▼

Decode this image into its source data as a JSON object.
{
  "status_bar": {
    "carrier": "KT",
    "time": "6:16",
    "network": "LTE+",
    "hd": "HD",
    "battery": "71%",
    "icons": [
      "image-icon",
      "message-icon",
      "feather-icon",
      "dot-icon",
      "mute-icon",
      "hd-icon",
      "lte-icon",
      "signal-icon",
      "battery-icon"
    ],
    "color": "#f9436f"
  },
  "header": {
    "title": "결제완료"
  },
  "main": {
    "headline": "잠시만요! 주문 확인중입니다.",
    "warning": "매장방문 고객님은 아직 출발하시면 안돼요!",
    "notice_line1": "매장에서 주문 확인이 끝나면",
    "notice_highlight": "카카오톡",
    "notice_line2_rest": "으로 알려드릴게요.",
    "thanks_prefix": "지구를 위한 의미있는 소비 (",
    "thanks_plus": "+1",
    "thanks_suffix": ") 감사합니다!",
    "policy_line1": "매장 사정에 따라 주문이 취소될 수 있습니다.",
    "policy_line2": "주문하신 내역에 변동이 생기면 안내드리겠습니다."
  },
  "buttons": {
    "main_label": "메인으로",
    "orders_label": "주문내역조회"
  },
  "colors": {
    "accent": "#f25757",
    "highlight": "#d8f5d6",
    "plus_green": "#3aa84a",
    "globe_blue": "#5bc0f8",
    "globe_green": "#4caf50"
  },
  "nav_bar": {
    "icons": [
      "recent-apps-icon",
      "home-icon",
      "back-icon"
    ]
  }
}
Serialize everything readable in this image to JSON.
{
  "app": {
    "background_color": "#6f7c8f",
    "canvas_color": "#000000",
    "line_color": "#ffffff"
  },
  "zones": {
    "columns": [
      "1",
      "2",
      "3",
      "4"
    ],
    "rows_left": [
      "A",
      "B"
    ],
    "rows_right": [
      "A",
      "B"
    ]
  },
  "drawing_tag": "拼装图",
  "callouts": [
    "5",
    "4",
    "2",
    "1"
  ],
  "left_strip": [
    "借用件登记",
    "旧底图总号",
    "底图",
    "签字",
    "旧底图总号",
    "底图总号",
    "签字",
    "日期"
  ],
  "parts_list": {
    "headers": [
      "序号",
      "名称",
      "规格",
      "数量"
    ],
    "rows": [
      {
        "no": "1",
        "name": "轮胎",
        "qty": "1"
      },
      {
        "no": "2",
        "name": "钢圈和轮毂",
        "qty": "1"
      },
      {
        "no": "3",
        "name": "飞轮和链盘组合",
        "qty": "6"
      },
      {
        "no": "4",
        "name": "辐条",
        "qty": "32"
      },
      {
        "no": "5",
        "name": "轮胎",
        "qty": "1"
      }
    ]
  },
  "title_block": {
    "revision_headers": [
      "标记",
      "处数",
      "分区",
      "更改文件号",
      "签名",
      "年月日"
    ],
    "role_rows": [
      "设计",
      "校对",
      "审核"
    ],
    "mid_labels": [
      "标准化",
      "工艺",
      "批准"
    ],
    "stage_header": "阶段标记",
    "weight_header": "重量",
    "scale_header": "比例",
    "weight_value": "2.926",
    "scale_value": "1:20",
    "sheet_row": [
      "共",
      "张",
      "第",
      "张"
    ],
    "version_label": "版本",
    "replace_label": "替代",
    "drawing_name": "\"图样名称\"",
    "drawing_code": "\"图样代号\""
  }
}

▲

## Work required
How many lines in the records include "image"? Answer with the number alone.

## Output for this exercise
3